I had the pleasure to work a little bit here with a volunteer by the name of Josh Bossevain, who was a journalist working as a volunteer teaching English in Chisinau. Josh had this perspective about Peace Corps service and I wanted to share it with you here. I’m going to paraphrase in my own words but the idea was Josh’s and I would encourage you to Google him if you are interested in reading more about Moldova.
Peace Corps is like an entire life, all wrapped up into two years.
Step 1) Infancy
You get off the plane and you can’t speak. You can’t get food for yourself. You can barely go to the bathroom by yourself because everything is totally different. You need special care and instructions to do the most basic tasks and you are surrounded by people – older volunteers, host family members and Peace Corps admin, who think it’s adorable how clueless you are and who are lined up to help you out.
Step 2) Childhood
About two or three weeks in you are awash in curiosity and wonder at your new surroundings. You are picking flowers and asking in your limited vocabulary how you say “daisy” and “pancake” and what everything means. Your host family treats you like an 8-year-old and takes you to family events and shows you off. You’re always being condescendingly told that you’re doing a great job and, because you’re like a child, every time someone says it, you swell with pride and pat yourself on the back.
Step 3) Adolescence
Suddenly everything irritates you. How dare your host family act like you don’t know what you’re doing (you don’t) or think that you can’t find the mayor’s office (you can’t) or that you don’t already know how to take care of yourself (you used to, but in this new environment, it appears that you don’t). You resent the fact that you need help so you retaliate by pushing everyone away and insisting that you don’t need anything from anyone. The result, however, is that you’re constantly screwing things up because the fact is, you don’t know what the hell you’re doing or how to take care of yourself. You’re convinced that you know more than everyone else about everything despite the fact that you’re constantly making an ass of yourself.

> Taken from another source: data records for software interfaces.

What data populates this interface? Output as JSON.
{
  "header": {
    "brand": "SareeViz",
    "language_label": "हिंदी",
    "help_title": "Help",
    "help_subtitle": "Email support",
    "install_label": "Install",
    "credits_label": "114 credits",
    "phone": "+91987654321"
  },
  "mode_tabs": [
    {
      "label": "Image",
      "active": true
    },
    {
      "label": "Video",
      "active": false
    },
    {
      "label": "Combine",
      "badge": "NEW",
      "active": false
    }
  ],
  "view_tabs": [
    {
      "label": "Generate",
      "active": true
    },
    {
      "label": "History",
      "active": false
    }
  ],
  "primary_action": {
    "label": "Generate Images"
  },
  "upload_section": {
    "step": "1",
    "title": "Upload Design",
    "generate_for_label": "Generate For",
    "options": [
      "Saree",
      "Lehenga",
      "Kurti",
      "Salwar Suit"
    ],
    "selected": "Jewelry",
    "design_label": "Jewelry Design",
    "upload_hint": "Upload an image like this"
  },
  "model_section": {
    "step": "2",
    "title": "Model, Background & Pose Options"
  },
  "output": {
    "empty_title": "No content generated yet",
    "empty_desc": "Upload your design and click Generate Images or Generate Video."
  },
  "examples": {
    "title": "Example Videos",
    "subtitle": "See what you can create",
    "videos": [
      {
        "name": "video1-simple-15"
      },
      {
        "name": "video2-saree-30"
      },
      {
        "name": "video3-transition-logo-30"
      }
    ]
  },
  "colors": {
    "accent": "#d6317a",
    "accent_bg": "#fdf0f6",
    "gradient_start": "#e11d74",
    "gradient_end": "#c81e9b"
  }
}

Step 4) Young Adulthood
You calm down a little bit and accept that you need help sometimes. You go to site and get to start over with a new host family so you can set up a real life. You regain some autonomy as you learn the ropes and maybe even start cooking for yourself. You start to feel like you know who you are and what you want and you find that other people find you engaging and interesting. Things change a lot, but you go with the flow and find that you have your own niche in life. You get hassled a lot about why you’re not married yet.
Step 5) Midlife Crisis
Around the end of the first year, you start to slow down. You look at the new volunteers who arrive and you think to yourself, “Was I ever that young and fresh?” You become more realistic than idealistic. You no longer get embroiled in hot button issues with host country nationals or other volunteers because, at your age, you understand that it’s not worth getting all riled up about everything all the time. You spend most of your summer trying to calm down the younger volunteers, who just think that you “don’t get it” or are “too old to care anymore.” You settle into a complacency with your work and your life that makes you feel secure. You sometimes envy the younger volunteers their youthful exuberance, but mostly you’re just happy that that tumultuous phase of your life is over.
Step 6) Aging
As your second year unfolds, you begin to feel your age. Basic parts of your life that used to give you drive seem tired and old and you begin thinking about the end. You think about what your colleagues will do once you’re gone. You think about what life will be like in the village when you’re not there anymore. You realize that your existence here is temporary and that all that matters is how people will remember you and the things that you taught them. You look around at your friends who arrived with you and realize that within a few short months you will all be gone.
Step 7) Advanced Old Age
You begin to see your friends go. As they do, you hug them, tell them what they have meant to you, and promise to follow them soon. Once they are gone there is a hole in your life and you find yourself feeling thankful that you don’t have to be here too much longer either. You remind yourself a lot that the end is a part of the whole process and that although it’s bittersweet, it’s a natural part of this life. No one really knows what it will be like on the other side, but we believe that it will be restful and beautiful and clean and that we will meet our long lost family and friends on the other side.
Step 8) Death
You can feel your time coming. You get your paperwork in order. You visit partners and students and friends for one last dinner and one last glass of wine. You feel a little disjointed because you have known your whole life that this moment is coming, but it seems unreal. You think of all the friends you have lost recently and you take heart in seeing them again soon. Everyone tells you goodbye and good luck. They are all super nice because they know you are a little scared. They tell you they don’t know what they are going to do here without you. You assure them that you will be watching them and wishing them the best from the other side. You take one last look. And you go home.
I am now somewhere between Advanced Old Age and Death. Death comes in 2 and a half weeks. It’s not meant to be depressing, but exciting. It’s a little scary but, after all, it is a part of this Peace Corps life and I’m excited to live the rest of my life on the other side. See you all soon!